The first planting phase of the project will reforest 1,100 hectares and be complete by early 2024. The project is expected to generate high-quality carbon credits for 20 years, with the first issuance expected in 2025. Additionally, the silvofisheries pilot program will be implemented towards the end of the project, once mature mangroves are established.

ClimeCo is also working to connect one of our plastic credit partners in Indonesia with YAKOPI to identify ways to expand plastic collection to YAKOPI's operations, creating another source of local revenue for many of the local villages.

Ecosystem restoration through the voluntary carbon market

Companies are increasingly turning to nature-based solutions to restore ecosystems and drive climate, economic and ecological impacts. But the rapid growth of carbon markets over the past five years has created its share of issues — including a lack of standardization and understanding as to what constitutes a ‘good’ offset; and many new potential market participants are seeking to understand how to assess opportunities before making a commitment.

The Integrity Council for the Voluntary Carbon Market — the "standard of standards" for the VCM — recently released its Core Carbon Principles and Assessment Framework, which outlines a standard for “high-integrity” carbon credits that are credible and trustworthy. High-quality credits are also commonly defined as an actual reduction or removal of CO2e that is third-party verified, real, additional, quantifiable, durable, avoids leakage and is listed on a reputable carbon registry.

For ClimeCo, high-quality credits are derived from projects that represent meaningful reductions in carbon emissions and/or CO2 removals associated with activities that are scientifically credible and verifiable under the most rigorous standards and that align with our company ethos of creating broader social and environmental impacts. This means that in addition to achieving proven carbon removal and storage, nature-based projects should also produce positive social impacts by respecting, including and empowering indigenous peoples and local communities (IPLCs). One of ClimeCo’s focus areas when developing nature-based projects includes performing stakeholder engagement, meaningfully addressing community requests and grievances, and only developing a project where IPLCs welcome the activity.

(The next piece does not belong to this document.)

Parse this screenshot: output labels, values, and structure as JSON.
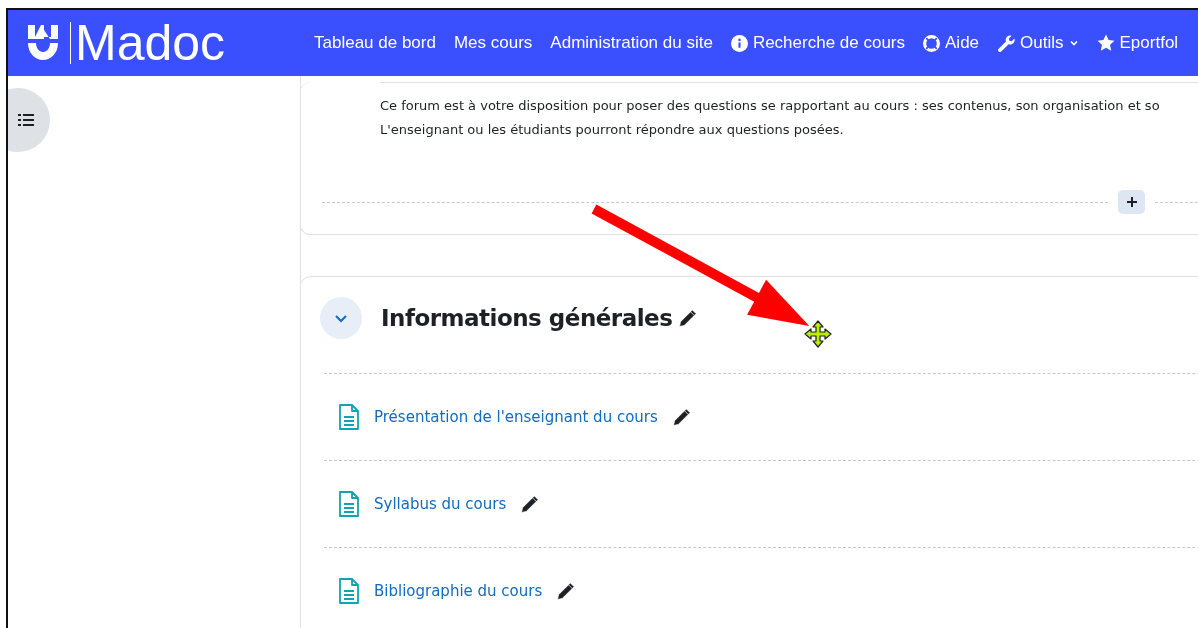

Projects should also support the biodiversity of local natural ecosystems by, for example, utilizing a mix of native plant species adapted for the conditions of the planted area or by aiming to improve or protect a specific habitat type or food source for local fauna.

Accessing nature-based project opportunities

Carbon credits are not intended to replace rapid decarbonization; but they do play a critical role in accelerating progress toward the dual goals of economy-wide decarbonization and nature-loss prevention. The global economy needs more effective mechanisms to price the costs and uncertainties of achieving these critical goals. In certain jurisdictions, regulated markets provide market signals (such as cap and trade programs). The VCM is an important, complementary option where regulatory markets still need to be improved or developed. Ideally, VCM participants seek to mitigate real-time impacts as a part of their ongoing GHG-reduction strategies.

To achieve a more sustainable and equitable future, companies must increase their support of community-based work that prioritizes people and restores the balance we've lost with nature; ClimeCo can support brands in quantifying environmental benefits and connecting with the VCM to help finance projects to improve people's lives and their environment. Business today will have long-lasting effects on communities and the environment, and we must recognize the interconnectedness of our actions and take responsibility for creating positive change. Investing in sustainable practices, reducing waste and emissions, and actively engaging with communities ensures that their needs and perspectives are heard and incorporated into decision-making processes. By prioritizing people and the planet, companies can improve their bottom line and contribute to building a more just and resilient society for all.